- [ASSIGNMENT]:
For each line below that holds the string "Applications", add one to a tally; report that tally alone.

Dataset rows describing interfaces:
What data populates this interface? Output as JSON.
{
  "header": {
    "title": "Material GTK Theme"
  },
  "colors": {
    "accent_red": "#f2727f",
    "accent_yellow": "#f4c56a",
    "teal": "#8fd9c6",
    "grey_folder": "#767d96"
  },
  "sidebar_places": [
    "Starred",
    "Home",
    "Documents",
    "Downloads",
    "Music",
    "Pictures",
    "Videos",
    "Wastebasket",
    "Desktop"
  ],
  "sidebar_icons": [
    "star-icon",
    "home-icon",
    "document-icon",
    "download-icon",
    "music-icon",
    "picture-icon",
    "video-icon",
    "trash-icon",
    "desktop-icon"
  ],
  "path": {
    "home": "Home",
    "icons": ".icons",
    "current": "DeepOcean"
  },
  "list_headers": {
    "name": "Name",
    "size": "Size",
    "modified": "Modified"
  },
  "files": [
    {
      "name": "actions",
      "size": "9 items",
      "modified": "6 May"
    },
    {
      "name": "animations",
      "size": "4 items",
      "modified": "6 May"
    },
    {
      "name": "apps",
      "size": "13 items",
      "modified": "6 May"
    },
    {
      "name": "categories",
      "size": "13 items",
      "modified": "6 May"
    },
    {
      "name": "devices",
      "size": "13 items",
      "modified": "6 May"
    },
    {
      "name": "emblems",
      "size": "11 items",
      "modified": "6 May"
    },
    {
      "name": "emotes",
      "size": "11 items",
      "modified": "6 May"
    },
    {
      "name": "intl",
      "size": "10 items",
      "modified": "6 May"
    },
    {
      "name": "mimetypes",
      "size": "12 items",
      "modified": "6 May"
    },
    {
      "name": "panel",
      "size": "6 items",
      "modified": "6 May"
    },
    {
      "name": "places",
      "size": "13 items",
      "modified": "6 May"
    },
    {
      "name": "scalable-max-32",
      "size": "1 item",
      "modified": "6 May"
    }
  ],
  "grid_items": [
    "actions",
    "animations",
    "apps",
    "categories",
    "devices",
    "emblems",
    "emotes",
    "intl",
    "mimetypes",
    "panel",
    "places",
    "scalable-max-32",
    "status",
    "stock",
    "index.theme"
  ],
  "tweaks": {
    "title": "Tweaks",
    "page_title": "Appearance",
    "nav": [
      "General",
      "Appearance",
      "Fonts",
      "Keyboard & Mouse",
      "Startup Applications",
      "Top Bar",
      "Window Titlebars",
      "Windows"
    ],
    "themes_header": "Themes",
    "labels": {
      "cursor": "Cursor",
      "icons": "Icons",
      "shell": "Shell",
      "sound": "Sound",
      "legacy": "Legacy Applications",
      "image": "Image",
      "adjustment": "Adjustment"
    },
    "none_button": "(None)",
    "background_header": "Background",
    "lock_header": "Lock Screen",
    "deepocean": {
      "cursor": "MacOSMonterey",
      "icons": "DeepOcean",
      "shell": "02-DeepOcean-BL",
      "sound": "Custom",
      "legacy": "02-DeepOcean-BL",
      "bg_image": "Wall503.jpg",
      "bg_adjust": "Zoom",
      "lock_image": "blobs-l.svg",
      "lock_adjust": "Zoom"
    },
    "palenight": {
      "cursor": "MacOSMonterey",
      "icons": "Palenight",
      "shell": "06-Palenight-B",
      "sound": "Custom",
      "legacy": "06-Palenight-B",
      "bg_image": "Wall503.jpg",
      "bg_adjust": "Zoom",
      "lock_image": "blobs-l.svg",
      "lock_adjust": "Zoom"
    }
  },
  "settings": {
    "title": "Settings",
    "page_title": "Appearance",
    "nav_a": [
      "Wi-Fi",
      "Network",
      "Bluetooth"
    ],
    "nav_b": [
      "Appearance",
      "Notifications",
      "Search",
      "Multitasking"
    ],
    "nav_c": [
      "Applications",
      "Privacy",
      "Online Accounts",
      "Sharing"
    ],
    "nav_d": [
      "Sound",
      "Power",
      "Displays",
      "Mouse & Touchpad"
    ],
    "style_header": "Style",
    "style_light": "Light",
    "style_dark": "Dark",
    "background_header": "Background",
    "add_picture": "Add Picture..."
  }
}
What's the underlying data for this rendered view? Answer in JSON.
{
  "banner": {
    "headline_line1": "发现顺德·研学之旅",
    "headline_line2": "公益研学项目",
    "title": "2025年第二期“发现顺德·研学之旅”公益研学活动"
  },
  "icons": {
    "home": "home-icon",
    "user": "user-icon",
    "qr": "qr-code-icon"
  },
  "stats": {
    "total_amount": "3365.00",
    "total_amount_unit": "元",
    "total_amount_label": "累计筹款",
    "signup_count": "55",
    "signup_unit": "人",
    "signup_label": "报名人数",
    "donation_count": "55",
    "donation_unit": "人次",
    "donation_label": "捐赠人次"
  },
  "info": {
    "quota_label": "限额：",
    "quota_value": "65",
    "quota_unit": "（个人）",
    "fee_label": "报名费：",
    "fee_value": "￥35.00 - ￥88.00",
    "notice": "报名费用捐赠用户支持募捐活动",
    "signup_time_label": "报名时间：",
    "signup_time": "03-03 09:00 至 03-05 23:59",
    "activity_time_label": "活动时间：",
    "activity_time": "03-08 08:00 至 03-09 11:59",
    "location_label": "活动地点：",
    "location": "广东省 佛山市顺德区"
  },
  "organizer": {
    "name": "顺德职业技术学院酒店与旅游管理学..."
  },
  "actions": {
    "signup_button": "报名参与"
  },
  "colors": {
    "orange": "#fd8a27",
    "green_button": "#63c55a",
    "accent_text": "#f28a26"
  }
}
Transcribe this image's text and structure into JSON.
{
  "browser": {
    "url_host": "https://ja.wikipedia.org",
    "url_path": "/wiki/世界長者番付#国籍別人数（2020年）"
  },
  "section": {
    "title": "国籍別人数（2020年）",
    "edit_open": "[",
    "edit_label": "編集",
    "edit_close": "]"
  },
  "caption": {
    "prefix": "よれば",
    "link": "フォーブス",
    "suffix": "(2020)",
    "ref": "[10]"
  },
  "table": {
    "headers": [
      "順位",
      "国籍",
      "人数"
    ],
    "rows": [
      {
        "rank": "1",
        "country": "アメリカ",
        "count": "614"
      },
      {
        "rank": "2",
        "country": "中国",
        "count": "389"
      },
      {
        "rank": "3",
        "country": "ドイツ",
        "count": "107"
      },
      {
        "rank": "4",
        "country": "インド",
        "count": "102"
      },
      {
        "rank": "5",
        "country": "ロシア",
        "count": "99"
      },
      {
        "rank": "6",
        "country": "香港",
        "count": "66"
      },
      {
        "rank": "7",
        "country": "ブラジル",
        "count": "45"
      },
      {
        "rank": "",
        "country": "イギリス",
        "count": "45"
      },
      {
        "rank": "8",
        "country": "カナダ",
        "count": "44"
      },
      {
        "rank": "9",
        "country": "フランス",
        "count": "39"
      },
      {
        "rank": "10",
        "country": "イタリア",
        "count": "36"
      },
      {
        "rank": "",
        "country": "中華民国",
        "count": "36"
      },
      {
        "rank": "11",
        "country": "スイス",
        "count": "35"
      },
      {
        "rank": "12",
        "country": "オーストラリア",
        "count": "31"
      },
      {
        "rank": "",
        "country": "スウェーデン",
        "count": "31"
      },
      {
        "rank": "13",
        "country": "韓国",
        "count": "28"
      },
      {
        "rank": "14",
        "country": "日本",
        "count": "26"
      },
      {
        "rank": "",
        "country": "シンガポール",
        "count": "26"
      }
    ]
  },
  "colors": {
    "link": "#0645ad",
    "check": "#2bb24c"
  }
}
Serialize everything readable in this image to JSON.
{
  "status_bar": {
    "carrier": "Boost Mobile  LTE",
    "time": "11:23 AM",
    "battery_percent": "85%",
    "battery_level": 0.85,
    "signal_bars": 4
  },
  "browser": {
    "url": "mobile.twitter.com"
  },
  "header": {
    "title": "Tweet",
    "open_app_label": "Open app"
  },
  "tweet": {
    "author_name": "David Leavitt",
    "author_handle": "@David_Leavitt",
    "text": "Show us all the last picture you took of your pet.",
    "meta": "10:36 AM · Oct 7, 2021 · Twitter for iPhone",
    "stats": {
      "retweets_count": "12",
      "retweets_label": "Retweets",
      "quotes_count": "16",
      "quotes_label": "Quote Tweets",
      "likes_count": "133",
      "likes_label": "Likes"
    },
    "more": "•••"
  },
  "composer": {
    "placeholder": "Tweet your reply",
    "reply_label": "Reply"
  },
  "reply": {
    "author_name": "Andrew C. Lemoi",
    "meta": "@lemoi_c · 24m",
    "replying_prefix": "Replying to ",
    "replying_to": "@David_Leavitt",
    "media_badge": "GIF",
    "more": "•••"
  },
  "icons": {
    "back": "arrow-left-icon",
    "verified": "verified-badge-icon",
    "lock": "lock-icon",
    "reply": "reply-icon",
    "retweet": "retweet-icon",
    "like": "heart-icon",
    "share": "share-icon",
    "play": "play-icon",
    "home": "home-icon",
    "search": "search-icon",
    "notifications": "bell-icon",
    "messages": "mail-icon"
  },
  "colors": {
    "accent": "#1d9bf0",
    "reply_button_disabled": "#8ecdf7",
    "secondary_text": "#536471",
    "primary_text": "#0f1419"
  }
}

- [SOLUTION TO THIS EXERCISE]:
3